People Political Sciences

Marlene Jugl Wins IRSPM Christopher Pollitt Prize for Best Conference Paper

, by Weiwei Chen
This prize is awarded to the authors of the best paper submitted and presented during the International Research Society for Public Management conference

Marlene Jugl, of Bocconi's Department of Social and Political Sciences, is one of the two winners of Christopher Pollitt Prize for Best Conference Paper, conferred by the International Research Society for Public Management (IRSPM).

This prize is awarded during the IRSPM conference to the authors of the best paper submitted and presented at any panel of the conference (Budapest, 3-5 April, 2023). Papers are nominated by panel chairs and assessed by a committee chaired by the conference host. It is named after the late Professor Christopher Pollitt, whose outstanding public management scholarship is well known around the world.

Prof. Jugl's paper, "Country Size, Vulnerability, and Collective Crisis Recognition", studies how different governments recognize crises to better understand the reasons why some manage crises more efficiently than others.

Previous literature has argued that the more specialized governments are, the better they are at recognizing a crisis early, but Prof. Jugl finds the opposite. "When there is a formal professional structure that focuses on monitoring crisis signals, everyone else just says 'it's their business' and does not pay attention to it. This was the case of Germany during the migration crisis in 2015. The country had a specialized monitoring unit, but they were under so much pressure that they were very afraid of sounding a false alarm. So, they completely underestimated the number of asylum seekers in 2015 and, in the end, this structure failed. Luxembourg however, being a small country, didn't have the capacity for such a specialized unit. And we would expect, based on previous research, that they would not be so good at recognizing the crisis, but they were actually better and faster," says Prof. Jugl. "It's kind of a paradox, but the reason is that in the case of Luxembourg, everyone in the government tried to contribute, which made the difference."

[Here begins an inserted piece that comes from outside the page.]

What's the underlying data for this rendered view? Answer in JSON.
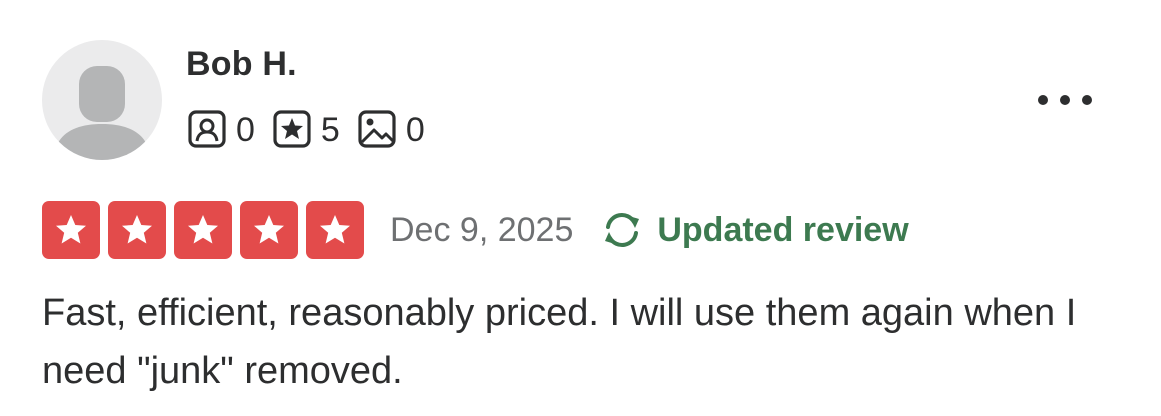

IRSPM's mission is to develop and support research about public management and public policy implementation amongst the international research community and to facilitate the creation and dissemination of new knowledge and understanding across this community.